_Dataset records_:
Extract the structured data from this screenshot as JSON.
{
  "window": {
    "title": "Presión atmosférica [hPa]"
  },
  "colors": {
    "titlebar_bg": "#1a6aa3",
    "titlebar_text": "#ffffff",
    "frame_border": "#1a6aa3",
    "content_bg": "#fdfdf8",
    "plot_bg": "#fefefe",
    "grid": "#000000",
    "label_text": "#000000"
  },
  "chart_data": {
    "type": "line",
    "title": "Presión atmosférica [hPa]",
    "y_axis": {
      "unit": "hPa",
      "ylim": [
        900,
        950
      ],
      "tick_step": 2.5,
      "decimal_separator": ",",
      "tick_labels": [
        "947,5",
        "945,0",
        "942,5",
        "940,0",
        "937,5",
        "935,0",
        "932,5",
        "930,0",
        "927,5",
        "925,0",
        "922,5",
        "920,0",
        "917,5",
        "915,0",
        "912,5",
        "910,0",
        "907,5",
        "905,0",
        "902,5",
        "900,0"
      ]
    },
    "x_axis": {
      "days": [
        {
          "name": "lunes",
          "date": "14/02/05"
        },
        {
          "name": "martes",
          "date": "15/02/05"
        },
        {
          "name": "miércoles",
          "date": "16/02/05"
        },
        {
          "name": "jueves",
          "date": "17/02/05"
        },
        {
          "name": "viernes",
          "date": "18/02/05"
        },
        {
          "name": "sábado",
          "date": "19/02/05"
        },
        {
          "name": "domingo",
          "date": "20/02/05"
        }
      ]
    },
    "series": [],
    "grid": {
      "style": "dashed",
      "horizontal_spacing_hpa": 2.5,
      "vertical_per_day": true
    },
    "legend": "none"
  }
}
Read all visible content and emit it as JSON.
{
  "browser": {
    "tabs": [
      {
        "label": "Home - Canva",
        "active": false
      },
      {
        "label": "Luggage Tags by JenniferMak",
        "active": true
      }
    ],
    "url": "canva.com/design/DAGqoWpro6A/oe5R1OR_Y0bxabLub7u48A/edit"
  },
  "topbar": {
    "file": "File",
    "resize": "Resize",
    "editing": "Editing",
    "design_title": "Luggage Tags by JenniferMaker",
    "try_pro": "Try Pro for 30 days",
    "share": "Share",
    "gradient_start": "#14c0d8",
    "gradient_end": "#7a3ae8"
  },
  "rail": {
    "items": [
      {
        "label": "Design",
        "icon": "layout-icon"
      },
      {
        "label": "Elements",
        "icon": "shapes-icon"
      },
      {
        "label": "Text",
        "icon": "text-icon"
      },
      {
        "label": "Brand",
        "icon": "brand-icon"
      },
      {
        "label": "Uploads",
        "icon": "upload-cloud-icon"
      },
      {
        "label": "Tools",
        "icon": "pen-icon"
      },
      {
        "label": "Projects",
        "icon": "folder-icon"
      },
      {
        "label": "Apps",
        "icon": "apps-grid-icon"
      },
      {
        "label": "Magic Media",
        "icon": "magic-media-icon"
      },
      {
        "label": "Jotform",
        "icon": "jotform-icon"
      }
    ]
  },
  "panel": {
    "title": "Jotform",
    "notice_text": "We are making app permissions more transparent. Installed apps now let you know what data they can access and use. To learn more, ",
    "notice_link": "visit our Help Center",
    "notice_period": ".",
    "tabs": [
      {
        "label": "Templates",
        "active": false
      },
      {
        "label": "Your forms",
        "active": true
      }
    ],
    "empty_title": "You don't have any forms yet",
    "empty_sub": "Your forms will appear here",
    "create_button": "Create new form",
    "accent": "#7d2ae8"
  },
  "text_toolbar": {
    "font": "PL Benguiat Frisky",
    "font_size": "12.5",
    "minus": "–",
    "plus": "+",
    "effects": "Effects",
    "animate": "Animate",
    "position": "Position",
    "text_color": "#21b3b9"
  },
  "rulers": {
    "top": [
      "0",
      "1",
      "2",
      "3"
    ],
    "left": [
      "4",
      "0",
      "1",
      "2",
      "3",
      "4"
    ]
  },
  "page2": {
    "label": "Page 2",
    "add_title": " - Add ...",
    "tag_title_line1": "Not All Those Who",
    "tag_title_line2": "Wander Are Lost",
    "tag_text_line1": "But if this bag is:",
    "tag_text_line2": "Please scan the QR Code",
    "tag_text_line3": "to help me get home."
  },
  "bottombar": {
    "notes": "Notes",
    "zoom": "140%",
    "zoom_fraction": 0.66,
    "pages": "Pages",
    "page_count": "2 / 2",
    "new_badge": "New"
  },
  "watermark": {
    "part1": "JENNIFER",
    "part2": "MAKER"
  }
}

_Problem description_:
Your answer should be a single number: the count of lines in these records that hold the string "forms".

_Result of the task_:
3